Task to complete> Work through the listing below, copying each line that carries the word "math".
※ ※ ※
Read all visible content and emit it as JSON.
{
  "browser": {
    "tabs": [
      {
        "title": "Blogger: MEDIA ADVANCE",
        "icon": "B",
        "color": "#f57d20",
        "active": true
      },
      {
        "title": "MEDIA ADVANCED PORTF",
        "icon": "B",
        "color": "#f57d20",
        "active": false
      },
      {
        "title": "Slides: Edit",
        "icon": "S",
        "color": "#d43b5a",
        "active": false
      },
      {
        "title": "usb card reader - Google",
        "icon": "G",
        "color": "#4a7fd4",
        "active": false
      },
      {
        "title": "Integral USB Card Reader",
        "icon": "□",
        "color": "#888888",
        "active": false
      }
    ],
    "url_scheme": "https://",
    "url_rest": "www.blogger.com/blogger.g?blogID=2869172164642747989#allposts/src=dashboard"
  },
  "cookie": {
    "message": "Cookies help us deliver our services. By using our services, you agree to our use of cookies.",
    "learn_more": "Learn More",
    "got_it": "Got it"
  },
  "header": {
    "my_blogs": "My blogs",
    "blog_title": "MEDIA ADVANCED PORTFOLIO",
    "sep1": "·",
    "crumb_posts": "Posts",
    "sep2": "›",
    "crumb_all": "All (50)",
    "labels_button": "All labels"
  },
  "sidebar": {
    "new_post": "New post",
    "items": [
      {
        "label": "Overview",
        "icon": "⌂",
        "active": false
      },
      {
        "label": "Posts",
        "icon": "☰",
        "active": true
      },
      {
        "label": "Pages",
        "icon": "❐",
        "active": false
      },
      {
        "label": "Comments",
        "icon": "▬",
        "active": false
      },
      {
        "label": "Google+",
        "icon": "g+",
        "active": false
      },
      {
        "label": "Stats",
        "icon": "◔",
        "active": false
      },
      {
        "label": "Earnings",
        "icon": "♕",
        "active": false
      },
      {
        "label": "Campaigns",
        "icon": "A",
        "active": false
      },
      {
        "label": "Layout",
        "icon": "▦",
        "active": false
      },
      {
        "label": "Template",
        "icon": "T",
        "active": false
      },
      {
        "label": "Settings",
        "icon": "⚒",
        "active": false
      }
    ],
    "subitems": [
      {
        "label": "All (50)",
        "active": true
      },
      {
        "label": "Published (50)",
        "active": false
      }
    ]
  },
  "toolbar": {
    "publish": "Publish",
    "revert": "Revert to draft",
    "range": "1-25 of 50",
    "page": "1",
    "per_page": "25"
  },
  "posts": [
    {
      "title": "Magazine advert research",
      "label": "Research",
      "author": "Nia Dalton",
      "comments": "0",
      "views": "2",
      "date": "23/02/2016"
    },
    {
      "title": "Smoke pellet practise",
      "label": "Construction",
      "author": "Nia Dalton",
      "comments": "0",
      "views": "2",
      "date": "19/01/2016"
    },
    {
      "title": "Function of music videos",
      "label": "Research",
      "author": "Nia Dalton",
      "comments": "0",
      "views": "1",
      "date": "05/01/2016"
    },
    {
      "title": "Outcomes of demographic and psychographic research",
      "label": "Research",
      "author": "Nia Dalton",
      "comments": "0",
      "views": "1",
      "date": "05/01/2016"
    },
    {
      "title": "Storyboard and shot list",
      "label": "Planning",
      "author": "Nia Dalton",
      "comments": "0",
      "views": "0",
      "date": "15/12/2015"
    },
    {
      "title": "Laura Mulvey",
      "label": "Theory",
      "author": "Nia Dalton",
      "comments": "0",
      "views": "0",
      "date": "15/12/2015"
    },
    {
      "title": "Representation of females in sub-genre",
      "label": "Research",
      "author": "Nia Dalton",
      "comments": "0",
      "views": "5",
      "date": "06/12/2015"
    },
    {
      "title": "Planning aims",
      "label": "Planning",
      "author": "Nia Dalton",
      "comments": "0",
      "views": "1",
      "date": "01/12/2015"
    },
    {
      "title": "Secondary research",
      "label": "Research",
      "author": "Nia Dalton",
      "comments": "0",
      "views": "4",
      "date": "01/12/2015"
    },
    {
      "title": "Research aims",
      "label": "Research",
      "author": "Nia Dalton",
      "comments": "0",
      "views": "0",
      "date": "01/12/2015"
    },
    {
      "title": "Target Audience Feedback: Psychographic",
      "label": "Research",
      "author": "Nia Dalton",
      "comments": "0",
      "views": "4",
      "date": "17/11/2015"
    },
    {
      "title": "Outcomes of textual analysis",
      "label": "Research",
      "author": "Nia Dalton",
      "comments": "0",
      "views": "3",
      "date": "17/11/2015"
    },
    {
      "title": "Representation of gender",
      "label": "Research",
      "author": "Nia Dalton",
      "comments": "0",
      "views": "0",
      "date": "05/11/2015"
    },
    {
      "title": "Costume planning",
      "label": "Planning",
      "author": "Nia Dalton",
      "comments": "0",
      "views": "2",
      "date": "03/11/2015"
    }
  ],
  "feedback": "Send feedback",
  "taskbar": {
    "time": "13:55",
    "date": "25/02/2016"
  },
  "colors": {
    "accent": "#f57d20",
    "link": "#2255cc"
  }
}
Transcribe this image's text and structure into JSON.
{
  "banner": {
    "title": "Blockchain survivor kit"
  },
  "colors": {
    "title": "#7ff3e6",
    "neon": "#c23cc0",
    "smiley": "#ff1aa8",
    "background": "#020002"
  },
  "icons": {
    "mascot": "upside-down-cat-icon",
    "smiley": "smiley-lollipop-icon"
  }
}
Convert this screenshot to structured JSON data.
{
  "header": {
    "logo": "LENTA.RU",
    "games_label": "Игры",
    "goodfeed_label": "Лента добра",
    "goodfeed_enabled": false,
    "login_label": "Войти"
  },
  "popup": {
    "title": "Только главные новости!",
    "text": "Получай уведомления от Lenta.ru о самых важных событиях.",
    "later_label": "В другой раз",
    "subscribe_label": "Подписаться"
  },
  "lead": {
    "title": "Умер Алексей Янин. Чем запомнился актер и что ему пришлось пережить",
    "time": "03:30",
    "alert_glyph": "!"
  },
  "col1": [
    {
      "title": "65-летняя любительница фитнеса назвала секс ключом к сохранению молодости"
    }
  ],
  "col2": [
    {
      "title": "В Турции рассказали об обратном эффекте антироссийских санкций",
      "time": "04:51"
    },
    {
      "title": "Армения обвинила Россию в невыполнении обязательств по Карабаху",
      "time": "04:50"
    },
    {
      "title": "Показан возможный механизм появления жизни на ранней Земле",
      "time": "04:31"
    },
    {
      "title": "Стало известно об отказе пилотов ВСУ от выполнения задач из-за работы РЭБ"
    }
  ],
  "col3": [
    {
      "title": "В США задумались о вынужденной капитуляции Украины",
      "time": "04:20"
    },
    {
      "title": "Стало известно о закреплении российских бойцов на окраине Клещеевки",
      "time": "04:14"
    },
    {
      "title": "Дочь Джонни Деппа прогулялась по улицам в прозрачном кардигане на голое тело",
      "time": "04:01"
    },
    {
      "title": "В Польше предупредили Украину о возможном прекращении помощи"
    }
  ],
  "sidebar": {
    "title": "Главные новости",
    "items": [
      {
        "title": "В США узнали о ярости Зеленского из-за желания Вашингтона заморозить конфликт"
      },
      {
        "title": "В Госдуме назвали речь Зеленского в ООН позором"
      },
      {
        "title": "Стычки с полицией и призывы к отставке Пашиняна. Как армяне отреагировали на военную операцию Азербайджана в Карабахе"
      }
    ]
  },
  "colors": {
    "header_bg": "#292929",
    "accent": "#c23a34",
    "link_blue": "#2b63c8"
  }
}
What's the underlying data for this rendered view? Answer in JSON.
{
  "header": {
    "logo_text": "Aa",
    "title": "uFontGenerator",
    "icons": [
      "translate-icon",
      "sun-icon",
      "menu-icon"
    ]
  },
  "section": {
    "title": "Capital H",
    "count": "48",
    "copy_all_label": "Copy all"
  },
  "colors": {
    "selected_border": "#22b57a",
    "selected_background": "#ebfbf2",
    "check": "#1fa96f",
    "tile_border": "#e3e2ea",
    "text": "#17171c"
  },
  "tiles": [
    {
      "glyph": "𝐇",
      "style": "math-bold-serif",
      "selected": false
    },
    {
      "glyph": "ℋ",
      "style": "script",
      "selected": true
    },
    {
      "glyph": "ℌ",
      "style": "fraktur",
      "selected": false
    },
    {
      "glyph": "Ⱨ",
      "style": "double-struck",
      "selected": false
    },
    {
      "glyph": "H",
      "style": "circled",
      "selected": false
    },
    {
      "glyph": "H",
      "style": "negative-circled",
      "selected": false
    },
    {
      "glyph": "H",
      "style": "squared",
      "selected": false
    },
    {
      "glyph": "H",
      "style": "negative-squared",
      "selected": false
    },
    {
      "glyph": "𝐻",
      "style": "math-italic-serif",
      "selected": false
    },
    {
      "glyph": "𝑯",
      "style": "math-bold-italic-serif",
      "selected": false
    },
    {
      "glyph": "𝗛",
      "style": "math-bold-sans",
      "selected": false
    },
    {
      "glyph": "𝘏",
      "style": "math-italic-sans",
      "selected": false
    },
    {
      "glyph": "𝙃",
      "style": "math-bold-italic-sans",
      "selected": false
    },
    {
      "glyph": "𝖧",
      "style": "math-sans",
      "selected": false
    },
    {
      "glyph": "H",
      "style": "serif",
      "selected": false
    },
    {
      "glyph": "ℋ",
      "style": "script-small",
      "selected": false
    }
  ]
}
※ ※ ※
Result of the exercise>
      "style": "math-bold-serif",
      "style": "math-italic-serif",
      "style": "math-bold-italic-serif",
      "style": "math-bold-sans",
      "style": "math-italic-sans",
      "style": "math-bold-italic-sans",
      "style": "math-sans",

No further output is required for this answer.